"The Electric Lady" -- The album that will turn the singer from iconoclast to icon
Today, she's wearing a checkerboard blazer, while her longtime producers from Deep Cotton, Nate "Rocket" Wonder and Chuck Lightning, opt for straightforward black. There is no one like the trio, dressed in black-tie attire at 2 in the afternoon, and every minute of every other day, at least in public. On The ArchAndroid's "Faster" and on "Q.U.E.E.N.," Monáe rhetorically wonders if she's a "weirdo" or a "freak," but fans recognize her steadfast adhesion to her own aesthetics as not compromising principles for the sake of easy fame. "I never liked people telling me what to do," she says. "I also wanted to own something: I've always had this thought of owning my own label, of being in charge of my words, my art, everything you hear. My goal wasn't to be the most famous person overnight -- it was to make music on my own terms, develop myself and understand if my words were necessary to young people like myself and to make my family proud."
This is an excerpt.

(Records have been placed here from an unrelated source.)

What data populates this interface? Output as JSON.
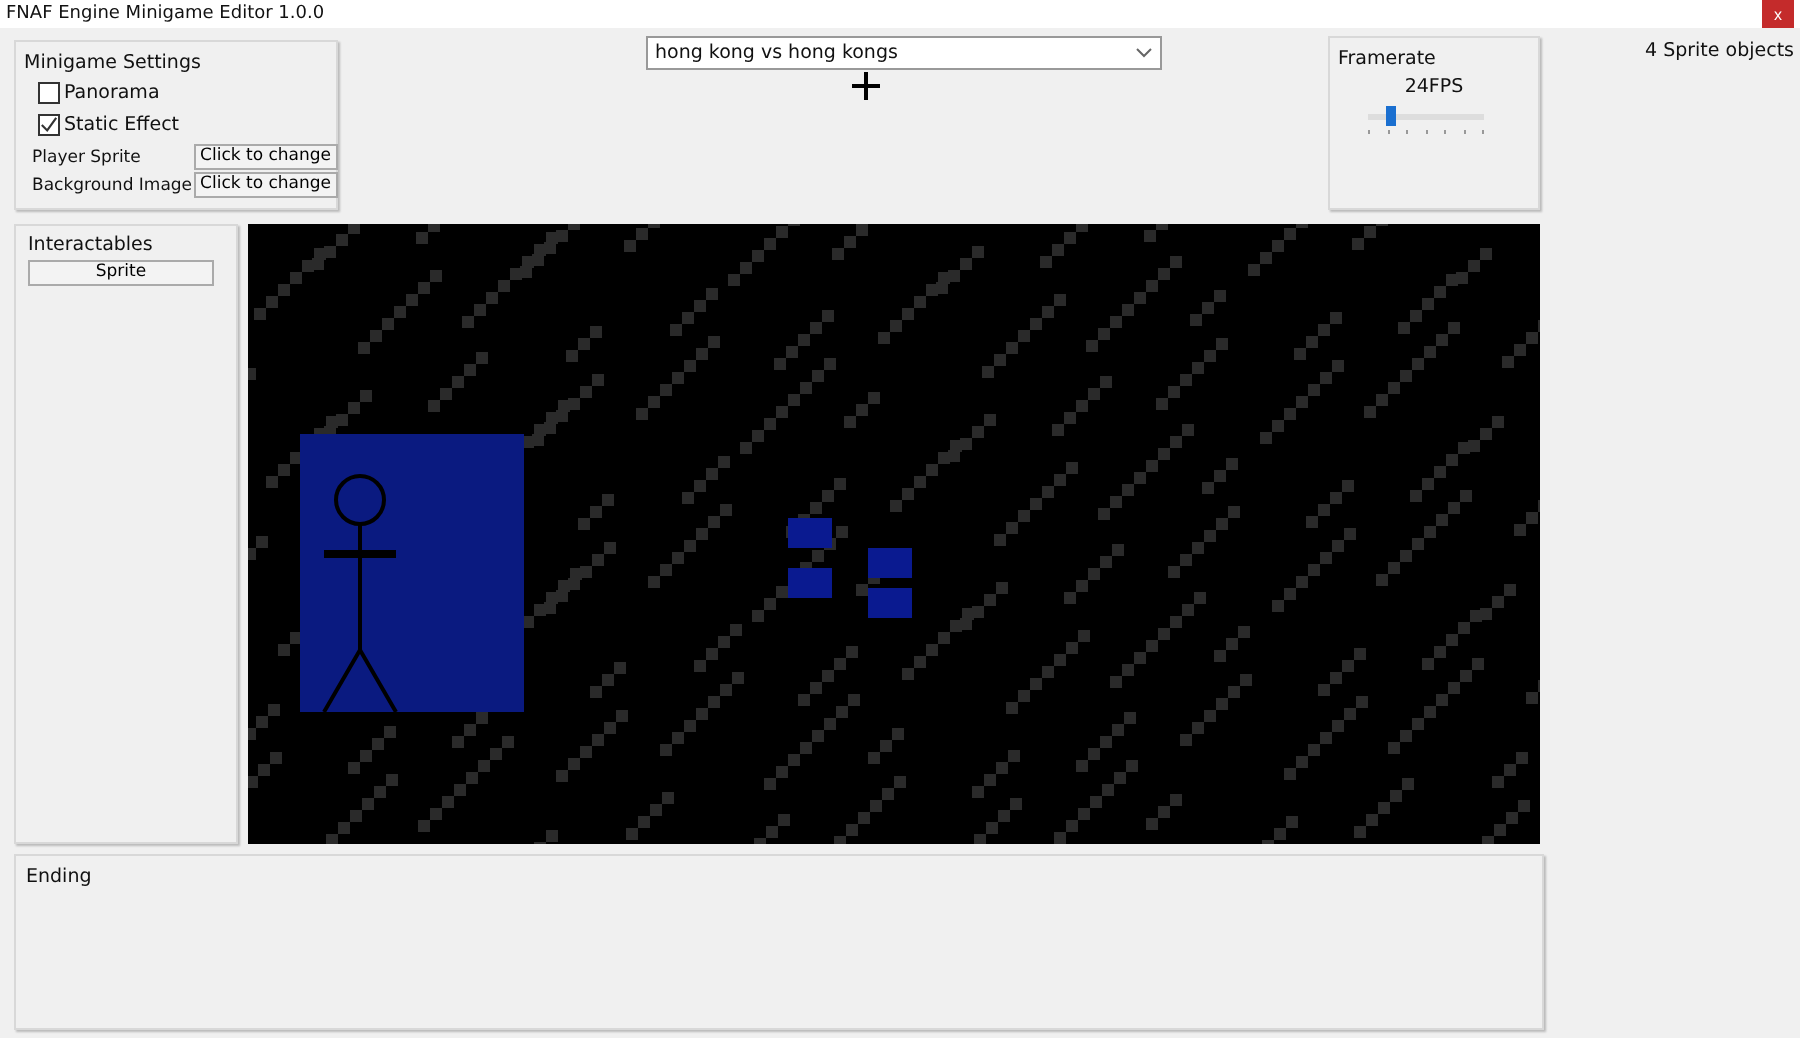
{
  "window": {
    "title": "FNAF Engine Minigame Editor 1.0.0",
    "close": "x"
  },
  "minigame_settings": {
    "title": "Minigame Settings",
    "options": [
      {
        "label": "Panorama",
        "checked": false
      },
      {
        "label": "Static Effect",
        "checked": true
      }
    ],
    "images": [
      {
        "label": "Player Sprite",
        "button": "Click to change"
      },
      {
        "label": "Background Image",
        "button": "Click to change"
      }
    ]
  },
  "minigame_select": {
    "value": "hong kong vs hong kongs"
  },
  "framerate": {
    "title": "Framerate",
    "reading": "24FPS",
    "level": 0.2
  },
  "sprite_count": "4 Sprite objects",
  "interactables": {
    "title": "Interactables",
    "items": [
      "Sprite"
    ]
  },
  "ending": {
    "title": "Ending"
  }
}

For the complete story, buy this week's issue of Billboard.